Obviously the highlight of the episode is George Christopher, whose magazine is struggling, losing nearly half of its women audience in the process. George’s therapist suggests he try bi-sexuality, a proposition George Christopher seriously contemplates as a way to solve his business problems. Of course, his attempts to follow through aren’t as successful, although he ends up learning a great deal from the male escort (a great little cameo from Weeds‘s Romany Malco) about how being in touch with femininity doesn’t mean being gay: it just means you need to stop defining yourself in masculine and feminine, and just do whatever the fuck you want with your life (an important lesson all of us could learn to some degree).
Unfortunately, the gay jokes and Russian mob plots don’t mesh well together, and it leaves the episode feeling like its only connected when Jonathon and George are talking over the phone, heavy on the quirk but not so rounded when it comes to some of the great thematic structures of the first four episodes. It still had its funny moments (the Lawrence Olivier bit was fucking brilliant), but overall, a dissonant episode of Bored to Death, a small misstep in what’s been an entertaining first season thus far.
- I didn’t talk about the Ray story in this episode because it merely rehashed what we already know: Ray lives vicariously through his comic work, and his relationship with Leah is going through serious emotional and intimacy issues. Nothing really entertaining here: I thought the hero drawing with the massive cock was a little too gaudy for a show that works so great in subtleties.
- who would’ve thought tossing brass knuckles would be effective?
- even though it doesn’t really tie into anything, the last shot of the male escort, George, and Jonathon watching The Inspector General (a Danny Kaye musical from the 1940s adapted from a Russian play) was a nice little shot.
- isn’t it funny how cavalier the thought of post-break up sex is in the 21st century?

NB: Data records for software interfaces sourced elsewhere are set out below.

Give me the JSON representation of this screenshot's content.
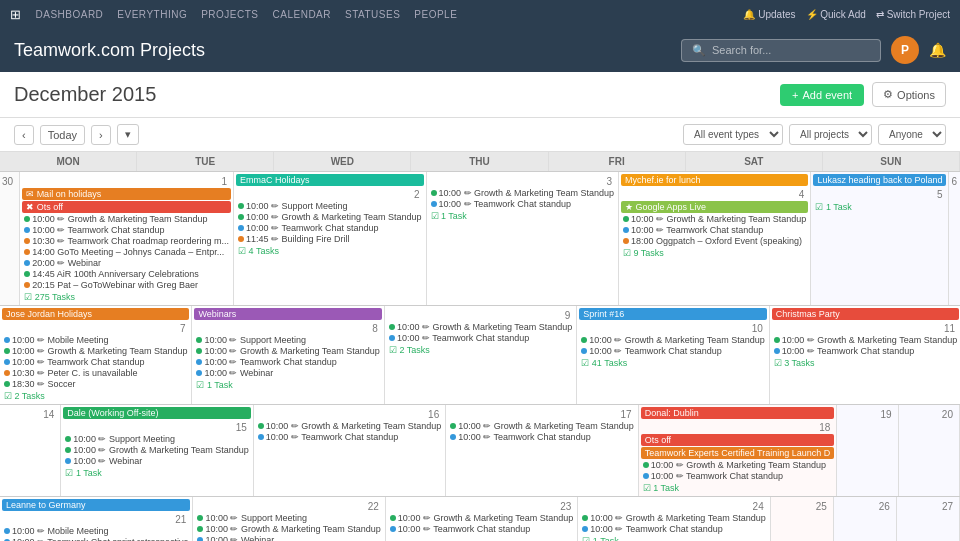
{
  "app": {
    "title": "Teamwork.com Projects",
    "nav_items": [
      "DASHBOARD",
      "EVERYTHING",
      "PROJECTS",
      "CALENDAR",
      "STATUSES",
      "PEOPLE"
    ],
    "top_right": [
      "Updates",
      "Quick Add",
      "Switch Project"
    ],
    "search_placeholder": "Search for..."
  },
  "calendar": {
    "month_title": "December 2015",
    "add_btn": "Add event",
    "options_btn": "Options",
    "today_btn": "Today",
    "filters": {
      "event_types": "All event types",
      "projects": "All projects",
      "person": "Anyone"
    },
    "days": [
      "MON",
      "TUE",
      "WED",
      "THU",
      "FRI",
      "SAT",
      "SUN"
    ]
  }
}
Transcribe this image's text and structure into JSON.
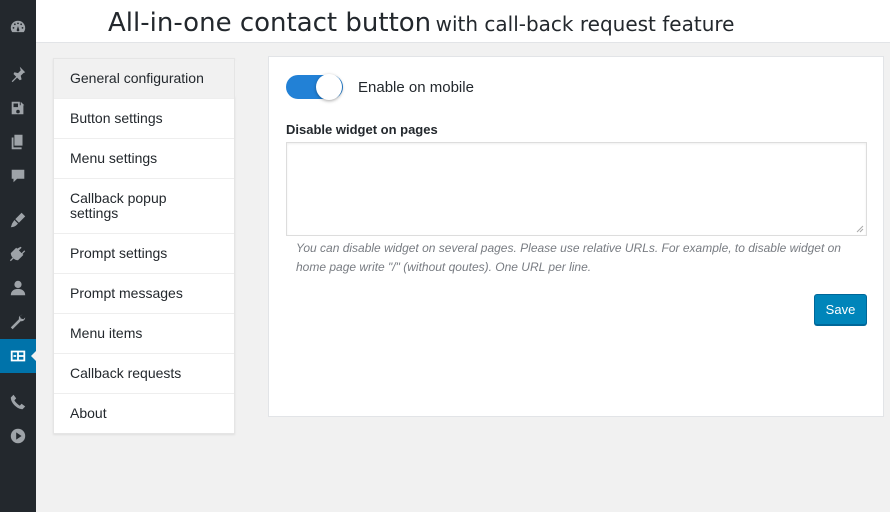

As Ray points out, it’s almost expected in this day and age.
What did you think of ‘The Case of the Missing White Dove?’ Leave your thoughts/comments below, and stop back next week for ‘The Case of the Beautiful Blackmailer’, where Ray, George, and Jonathon all hit a case together for the first time. Thanks for reading!